Under this plan, BIS was given an additional facility from Treasury, in what is known as their AME spend, to manage fluctuating levels of loan repayments (AME being that element of spending which it is recognised that an individual government department has less control over because it is demand led  – the classic examples being welfare, tax credits or public sector pensions) but – vitally – BIS also “agreed” with the Treasury (in time-honoured Whitehall fashion) that they would cover the costs of one thirtieth of that extra spending every year from within their immediate controllable current expenditure (DEL) budget.

It is worth quoting the relevant paras from the paper in full:

In 2013/14, BIS used £800 million of this facility. For that year and the following twenty-nine years, one thirtieth of the excess (£26 million) is charged back to BIS, which must find the resources to cover the charge by making cuts to its other planned spending in non-ring-fenced DEL.

For 2014/15, BIS has permission to utilise £2.0 billion of AME. Were it to utilise that in full, the AME facility would increase to nearly £2.8 billion and one-thirtieth of that, from now on roughly £90 million, would need to be cut from planned spending in subsequent years.

Three immediate thoughts spring to mind having digested this paper.

First, we do need to understand RAB. It is not just an arcane accounting treatment of debt that may or may not be repaid in thirty years time, rather it has immediate consequences in the near term – specifically, that BIS will need to continue to service an element of it from within their shrunken 2015-2020 DEL budget. It therefore plays more significantly than perhaps realised into wider policy debates about what an HE funding model ought to look like in the longer term.

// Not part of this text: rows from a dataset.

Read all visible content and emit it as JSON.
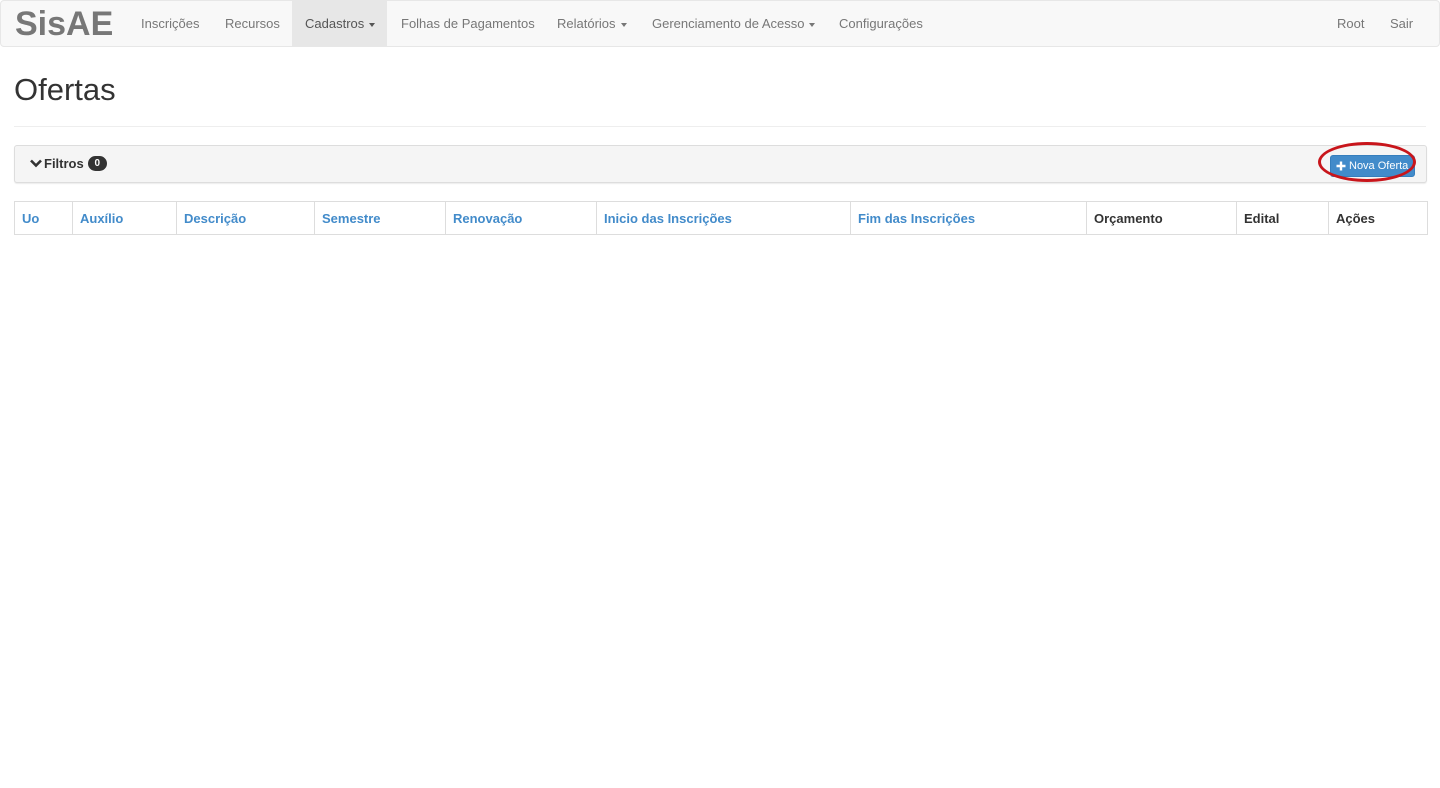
{
  "navbar": {
    "brand": "SisAE",
    "items": [
      {
        "label": "Inscrições",
        "dropdown": false,
        "active": false
      },
      {
        "label": "Recursos",
        "dropdown": false,
        "active": false
      },
      {
        "label": "Cadastros",
        "dropdown": true,
        "active": true
      },
      {
        "label": "Folhas de Pagamentos",
        "dropdown": false,
        "active": false
      },
      {
        "label": "Relatórios",
        "dropdown": true,
        "active": false
      },
      {
        "label": "Gerenciamento de Acesso",
        "dropdown": true,
        "active": false
      },
      {
        "label": "Configurações",
        "dropdown": false,
        "active": false
      }
    ],
    "right_items": [
      {
        "label": "Root"
      },
      {
        "label": "Sair"
      }
    ]
  },
  "page": {
    "title": "Ofertas"
  },
  "filters": {
    "label": "Filtros",
    "count": "0",
    "toggle_icon": "chevron-down-icon"
  },
  "toolbar": {
    "new_label": "Nova Oferta",
    "new_icon": "plus-icon"
  },
  "table": {
    "columns": [
      {
        "label": "Uo",
        "sortable": true
      },
      {
        "label": "Auxílio",
        "sortable": true
      },
      {
        "label": "Descrição",
        "sortable": true
      },
      {
        "label": "Semestre",
        "sortable": true
      },
      {
        "label": "Renovação",
        "sortable": true
      },
      {
        "label": "Inicio das Inscrições",
        "sortable": true
      },
      {
        "label": "Fim das Inscrições",
        "sortable": true
      },
      {
        "label": "Orçamento",
        "sortable": false
      },
      {
        "label": "Edital",
        "sortable": false
      },
      {
        "label": "Ações",
        "sortable": false
      }
    ],
    "rows": []
  },
  "colors": {
    "link": "#428bca",
    "primary_button": "#428bca",
    "highlight_ring": "#c8151b",
    "navbar_bg": "#f8f8f8"
  }
}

Secondly, the HEPI paper makes the argument forcefully that this accounting treatment is driving policy decisions – specifically, that BIS are trying to sell the student loan book not because it is necessarily the best policy decision, but that it would allow the debt from loans which currently scores on the Public Sector Net Debt figures to be wiped off; and separately, that this short term cost to serving the AME facility may push BIS towards increasing student loan repayment rates in the short term to reduce the need for extra AME spend.

I am more conflicted on this point. Of course, in an ideal world, policymakers and politicians would consider what is the “best” scenario for any policy and then find the money (or go and ask Treasury for the money) to pay for it. And a scenario in which actively bad policy decisions were made purely for accounting reasons would be unhelpful. Yet the opposite example – where policy is made with no heed of accounting or public spending consequences – is also unhelpful. Ultimately, Treasury keeps an eye on public spending because if it doesn’t, there comes a point where nothing can happen in policy at all. Policy demand and public spending supply must be kept in balance.

Thirdly, and relatedly, this is not an HE specific issue. Similar issues play out in debates about whether councils ought to be able to build new housing stock, or whether Academies can borrow money for capital expansion. As the Spending Review approaches, these fiendishly technical issues of accounting will impact on public policy in a number of areas. And, unlike the 2014 BIS switch, deserve a wider discussion at the time.

Leave a Reply